Please make this one public. It crystallises the paradox we are living through.
Thanks again Bernard,
If this is the sort of B...S..T we get from Labour about Climate Change I cannot wait until the right is in power. "The economy again TRUMPS the Climate". Even while we are waist deep in water!
I am rapidly losing faith in politics. "Westminster" type parliamentary democracy is unsuitable for dealing with the climate emergency as is capitalism. The gist of my essay when I did "Climate Change and New Zealand Democracy" at V.U.W before Xmas.
More contradiction between words (bread and butter issue) and actions - the what I would argue are crucial portfolios for a bread and butter approach are assigned to Ministers outside cabinet.
Commerce -- important when a big factor behind inflation is excess profits, something the 1975 Commerce Act had provisions preventing, but the current Commerce Act is light on.
Consumer Affairs -- which is where lots of policy initiatives addressing the 'bread and butter' concern over the cost of living should be coming from.
Hey Bernard - I think you are only partly on the right trail. Unfortunately, NZs Emission Trading Scheme has not saved many CO2 emissions - over its history it has been gamed and played by a host of stakeholders which largely has not changed consumer and industrial behaviour regarding carbon emissions from fossil fuels. Futhermore, to date I would suggest that neither the Climate Emergency Response Fund or the Clean car subsidary have made much difference to the global CO2 emissions, which ultimately is what the climate sees. NZ's whole climate change response is poorly informed and quite misguided by secular interests. The investment you so urgently would like to see invested in infrastructure - would probably be best directed to NZ stopping the export of emissions offshore and considering options for domestically sourced carbon needed for our modern society. There are many options which can be considered in this space now!
Thanks again for pointing again at the self imposed limits on borrowing and taxation by successive recent governments.
I am very angry that they do this for short term political gain so they may stay in power, or gain power, to keep doing the same stuff.
I’m sure it’s not easy but might you produce a few unchallengeable graphs comparing personal taxation in NZ with a few similar OECD countries.
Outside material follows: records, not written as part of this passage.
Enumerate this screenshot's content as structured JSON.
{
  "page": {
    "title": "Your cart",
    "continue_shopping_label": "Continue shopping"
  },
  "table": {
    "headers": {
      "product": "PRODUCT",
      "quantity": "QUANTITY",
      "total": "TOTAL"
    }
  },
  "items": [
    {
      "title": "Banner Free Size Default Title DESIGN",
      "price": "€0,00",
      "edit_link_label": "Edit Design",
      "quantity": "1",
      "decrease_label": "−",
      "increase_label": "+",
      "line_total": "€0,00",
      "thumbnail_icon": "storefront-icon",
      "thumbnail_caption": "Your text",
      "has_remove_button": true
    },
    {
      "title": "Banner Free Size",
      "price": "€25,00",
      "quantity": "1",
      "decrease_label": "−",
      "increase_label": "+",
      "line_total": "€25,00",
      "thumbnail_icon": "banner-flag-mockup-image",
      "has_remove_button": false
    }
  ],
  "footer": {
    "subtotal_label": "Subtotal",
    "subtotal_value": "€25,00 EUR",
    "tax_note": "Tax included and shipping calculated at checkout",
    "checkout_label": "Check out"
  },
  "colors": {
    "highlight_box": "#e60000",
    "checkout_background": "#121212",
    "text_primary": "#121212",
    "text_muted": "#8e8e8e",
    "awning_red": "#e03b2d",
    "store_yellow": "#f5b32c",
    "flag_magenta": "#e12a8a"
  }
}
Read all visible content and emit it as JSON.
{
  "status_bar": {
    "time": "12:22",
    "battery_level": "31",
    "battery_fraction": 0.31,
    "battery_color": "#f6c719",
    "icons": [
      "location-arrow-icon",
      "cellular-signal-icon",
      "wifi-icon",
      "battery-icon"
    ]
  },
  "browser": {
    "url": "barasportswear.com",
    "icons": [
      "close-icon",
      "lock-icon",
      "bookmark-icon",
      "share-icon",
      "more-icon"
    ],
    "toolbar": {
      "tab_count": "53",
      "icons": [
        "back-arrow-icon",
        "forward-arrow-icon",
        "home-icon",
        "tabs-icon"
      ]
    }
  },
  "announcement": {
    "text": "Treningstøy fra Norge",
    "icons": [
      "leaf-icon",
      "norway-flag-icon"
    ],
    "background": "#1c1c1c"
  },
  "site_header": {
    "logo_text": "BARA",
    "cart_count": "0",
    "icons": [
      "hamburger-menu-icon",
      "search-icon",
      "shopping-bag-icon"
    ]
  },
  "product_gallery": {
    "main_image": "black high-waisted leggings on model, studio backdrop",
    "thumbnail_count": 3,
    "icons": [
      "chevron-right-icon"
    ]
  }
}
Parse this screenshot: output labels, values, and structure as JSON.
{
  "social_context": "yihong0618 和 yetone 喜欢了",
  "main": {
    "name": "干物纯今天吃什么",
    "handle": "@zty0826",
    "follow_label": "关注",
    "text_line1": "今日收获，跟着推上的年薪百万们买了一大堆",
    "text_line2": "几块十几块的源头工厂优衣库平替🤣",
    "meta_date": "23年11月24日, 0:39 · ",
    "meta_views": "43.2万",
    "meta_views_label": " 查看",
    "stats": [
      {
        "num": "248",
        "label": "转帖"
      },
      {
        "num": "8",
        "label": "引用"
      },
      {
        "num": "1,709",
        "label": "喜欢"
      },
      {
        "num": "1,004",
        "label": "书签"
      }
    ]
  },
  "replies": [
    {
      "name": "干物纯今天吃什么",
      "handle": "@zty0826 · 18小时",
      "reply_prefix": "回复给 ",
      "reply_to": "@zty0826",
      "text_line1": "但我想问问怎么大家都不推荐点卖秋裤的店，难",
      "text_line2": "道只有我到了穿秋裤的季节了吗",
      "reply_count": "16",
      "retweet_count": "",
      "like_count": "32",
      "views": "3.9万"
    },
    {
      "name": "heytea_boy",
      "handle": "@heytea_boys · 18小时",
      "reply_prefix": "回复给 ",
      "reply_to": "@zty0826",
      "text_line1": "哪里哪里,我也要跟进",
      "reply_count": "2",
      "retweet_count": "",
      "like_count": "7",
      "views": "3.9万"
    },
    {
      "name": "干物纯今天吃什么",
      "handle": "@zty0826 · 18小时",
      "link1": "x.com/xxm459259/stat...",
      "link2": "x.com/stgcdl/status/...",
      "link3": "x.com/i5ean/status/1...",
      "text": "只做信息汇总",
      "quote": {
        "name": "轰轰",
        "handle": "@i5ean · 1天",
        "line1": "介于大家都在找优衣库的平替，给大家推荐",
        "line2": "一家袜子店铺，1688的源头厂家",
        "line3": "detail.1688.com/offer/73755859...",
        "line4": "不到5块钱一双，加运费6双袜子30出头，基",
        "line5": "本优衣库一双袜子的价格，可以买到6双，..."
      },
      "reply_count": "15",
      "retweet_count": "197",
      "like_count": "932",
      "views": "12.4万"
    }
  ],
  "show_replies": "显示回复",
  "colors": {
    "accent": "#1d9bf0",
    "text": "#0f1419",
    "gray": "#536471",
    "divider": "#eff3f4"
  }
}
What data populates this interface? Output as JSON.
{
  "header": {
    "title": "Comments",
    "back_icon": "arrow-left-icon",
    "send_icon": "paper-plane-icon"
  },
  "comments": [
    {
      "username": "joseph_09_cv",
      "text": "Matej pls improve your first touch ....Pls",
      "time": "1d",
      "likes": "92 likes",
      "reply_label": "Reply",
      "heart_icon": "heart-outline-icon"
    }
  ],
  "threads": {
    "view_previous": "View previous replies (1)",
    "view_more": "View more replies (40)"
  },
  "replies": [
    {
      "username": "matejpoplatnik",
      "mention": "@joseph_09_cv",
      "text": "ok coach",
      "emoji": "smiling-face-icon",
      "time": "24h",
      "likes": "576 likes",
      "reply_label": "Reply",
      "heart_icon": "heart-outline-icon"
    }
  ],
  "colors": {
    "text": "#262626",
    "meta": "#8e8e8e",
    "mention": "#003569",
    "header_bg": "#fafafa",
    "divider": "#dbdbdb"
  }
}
And comparison with healthcare, education, performance eg?
I’d love to witness a real public debate about the probable huge benefits of more taxes to pay higher salaries for teachers and Doctors, nurses and associated medical staff with the spin off of higher salaries across the public and private sectors.
Correct me if I’m naively ignorant, but isn’t the main reason these people get paid way more in Oz because the Australian government gets more tax money to pay them more? In addition to business and corporate tax of course.